• _What to do_: Could you copy each line of the entries that contains "email"?

• _Exercise data_:
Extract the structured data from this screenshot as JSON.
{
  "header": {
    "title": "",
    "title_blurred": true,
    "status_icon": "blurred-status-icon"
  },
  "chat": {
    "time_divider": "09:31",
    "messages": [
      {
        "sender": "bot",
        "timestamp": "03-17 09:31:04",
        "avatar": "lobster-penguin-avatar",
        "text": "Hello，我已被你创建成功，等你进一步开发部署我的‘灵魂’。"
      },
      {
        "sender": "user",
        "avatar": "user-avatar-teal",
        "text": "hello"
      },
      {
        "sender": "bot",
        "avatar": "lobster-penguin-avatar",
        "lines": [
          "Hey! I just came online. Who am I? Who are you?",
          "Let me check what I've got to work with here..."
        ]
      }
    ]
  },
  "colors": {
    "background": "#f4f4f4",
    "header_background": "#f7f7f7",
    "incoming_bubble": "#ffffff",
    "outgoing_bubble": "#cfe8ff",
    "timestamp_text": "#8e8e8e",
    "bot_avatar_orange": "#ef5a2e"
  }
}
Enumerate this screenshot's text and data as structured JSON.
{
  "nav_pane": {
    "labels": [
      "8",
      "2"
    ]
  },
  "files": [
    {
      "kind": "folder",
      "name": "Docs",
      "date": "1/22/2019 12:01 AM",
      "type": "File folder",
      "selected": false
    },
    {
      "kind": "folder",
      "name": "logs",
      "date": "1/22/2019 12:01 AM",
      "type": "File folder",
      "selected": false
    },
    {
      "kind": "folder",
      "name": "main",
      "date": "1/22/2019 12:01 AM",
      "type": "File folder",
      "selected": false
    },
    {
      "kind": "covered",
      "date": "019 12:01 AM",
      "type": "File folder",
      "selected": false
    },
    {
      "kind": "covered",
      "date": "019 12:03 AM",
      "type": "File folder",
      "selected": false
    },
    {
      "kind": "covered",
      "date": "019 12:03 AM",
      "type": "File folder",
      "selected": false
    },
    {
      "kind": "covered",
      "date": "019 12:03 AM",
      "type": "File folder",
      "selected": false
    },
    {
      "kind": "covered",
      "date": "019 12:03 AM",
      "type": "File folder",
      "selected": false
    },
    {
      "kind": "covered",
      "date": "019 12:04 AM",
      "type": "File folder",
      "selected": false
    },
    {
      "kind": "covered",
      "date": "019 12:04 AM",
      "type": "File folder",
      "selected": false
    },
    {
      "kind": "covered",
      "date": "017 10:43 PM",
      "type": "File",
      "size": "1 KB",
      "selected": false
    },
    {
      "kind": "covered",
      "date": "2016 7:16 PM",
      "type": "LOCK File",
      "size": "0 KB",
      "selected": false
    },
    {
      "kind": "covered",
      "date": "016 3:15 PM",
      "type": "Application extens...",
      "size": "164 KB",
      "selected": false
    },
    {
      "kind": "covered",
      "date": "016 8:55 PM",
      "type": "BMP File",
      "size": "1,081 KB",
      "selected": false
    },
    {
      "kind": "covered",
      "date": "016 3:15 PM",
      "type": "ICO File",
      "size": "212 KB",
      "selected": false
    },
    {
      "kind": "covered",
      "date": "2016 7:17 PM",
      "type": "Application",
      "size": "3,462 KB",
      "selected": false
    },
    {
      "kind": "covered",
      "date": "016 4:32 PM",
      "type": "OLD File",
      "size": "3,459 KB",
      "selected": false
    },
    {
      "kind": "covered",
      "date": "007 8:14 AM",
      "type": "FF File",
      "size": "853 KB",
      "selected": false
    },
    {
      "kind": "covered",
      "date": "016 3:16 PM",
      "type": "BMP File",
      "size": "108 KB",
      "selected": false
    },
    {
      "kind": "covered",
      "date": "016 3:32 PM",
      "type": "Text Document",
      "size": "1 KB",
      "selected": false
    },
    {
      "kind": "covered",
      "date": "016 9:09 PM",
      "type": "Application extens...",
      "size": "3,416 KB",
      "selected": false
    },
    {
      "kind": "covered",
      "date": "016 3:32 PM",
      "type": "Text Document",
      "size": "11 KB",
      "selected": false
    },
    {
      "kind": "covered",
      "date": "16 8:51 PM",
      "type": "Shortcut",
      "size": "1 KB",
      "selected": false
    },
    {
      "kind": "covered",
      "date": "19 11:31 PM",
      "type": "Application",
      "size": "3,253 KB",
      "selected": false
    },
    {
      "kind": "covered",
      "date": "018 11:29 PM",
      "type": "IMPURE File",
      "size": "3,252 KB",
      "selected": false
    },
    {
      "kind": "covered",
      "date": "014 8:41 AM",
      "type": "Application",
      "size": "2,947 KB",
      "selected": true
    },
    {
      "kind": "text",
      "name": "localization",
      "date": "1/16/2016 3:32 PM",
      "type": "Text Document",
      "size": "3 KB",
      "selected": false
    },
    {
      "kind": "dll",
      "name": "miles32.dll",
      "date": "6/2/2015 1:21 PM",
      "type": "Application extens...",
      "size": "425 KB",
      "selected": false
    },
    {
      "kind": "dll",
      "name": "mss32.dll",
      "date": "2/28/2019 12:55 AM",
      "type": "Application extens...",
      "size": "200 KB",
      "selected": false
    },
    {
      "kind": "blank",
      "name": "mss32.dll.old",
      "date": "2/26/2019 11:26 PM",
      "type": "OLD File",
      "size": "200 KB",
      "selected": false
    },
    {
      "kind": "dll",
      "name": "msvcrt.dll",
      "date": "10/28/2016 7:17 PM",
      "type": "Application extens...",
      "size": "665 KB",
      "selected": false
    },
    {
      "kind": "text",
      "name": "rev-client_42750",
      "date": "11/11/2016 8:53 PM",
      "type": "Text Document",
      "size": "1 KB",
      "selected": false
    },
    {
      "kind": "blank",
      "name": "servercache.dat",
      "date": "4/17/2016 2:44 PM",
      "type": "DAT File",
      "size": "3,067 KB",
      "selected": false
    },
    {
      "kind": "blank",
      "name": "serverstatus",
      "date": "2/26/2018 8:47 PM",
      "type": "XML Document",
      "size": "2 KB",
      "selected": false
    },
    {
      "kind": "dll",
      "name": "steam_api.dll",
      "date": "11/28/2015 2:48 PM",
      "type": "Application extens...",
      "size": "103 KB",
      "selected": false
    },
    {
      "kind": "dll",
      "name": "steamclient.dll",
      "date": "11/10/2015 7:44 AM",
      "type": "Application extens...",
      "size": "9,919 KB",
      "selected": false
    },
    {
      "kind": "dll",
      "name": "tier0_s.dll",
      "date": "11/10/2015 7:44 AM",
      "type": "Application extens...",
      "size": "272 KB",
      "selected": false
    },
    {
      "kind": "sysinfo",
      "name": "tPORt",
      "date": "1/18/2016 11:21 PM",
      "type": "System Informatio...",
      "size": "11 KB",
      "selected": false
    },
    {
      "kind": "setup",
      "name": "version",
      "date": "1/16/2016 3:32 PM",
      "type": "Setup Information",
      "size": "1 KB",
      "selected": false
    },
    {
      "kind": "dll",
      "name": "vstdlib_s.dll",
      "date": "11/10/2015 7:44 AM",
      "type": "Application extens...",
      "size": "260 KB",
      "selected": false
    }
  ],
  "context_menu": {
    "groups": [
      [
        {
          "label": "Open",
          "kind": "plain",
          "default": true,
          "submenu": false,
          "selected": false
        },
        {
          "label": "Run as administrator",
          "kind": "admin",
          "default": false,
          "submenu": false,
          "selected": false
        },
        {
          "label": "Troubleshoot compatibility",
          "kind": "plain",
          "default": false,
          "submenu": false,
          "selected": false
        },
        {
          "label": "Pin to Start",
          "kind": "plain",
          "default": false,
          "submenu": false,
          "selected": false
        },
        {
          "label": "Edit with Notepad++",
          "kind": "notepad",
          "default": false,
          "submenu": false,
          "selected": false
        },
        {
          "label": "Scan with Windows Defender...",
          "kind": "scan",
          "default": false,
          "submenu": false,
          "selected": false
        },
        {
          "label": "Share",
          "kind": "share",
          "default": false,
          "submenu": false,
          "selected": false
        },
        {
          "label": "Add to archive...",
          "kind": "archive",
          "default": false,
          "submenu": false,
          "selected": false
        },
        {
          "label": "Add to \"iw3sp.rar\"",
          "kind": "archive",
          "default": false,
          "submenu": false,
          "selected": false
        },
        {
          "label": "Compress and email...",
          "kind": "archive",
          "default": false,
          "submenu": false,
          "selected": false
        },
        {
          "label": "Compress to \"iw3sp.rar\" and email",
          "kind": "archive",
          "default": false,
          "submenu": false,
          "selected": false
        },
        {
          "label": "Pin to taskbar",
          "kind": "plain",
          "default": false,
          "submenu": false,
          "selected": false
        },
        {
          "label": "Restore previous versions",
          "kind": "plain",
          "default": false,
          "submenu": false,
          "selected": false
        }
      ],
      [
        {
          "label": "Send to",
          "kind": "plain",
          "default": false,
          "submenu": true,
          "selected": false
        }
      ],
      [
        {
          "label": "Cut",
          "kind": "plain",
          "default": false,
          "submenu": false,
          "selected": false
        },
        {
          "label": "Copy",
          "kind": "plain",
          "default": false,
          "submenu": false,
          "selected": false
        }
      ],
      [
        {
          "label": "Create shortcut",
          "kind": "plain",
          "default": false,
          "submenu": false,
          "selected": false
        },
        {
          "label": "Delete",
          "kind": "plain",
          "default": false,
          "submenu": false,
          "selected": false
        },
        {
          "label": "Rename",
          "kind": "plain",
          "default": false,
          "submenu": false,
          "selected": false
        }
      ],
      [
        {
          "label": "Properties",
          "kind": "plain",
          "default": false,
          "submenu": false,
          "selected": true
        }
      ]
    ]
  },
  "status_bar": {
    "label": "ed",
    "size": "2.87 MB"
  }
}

• _Answer for this exercise_:
          "label": "Compress and email...",
          "label": "Compress to \"iw3sp.rar\" and email",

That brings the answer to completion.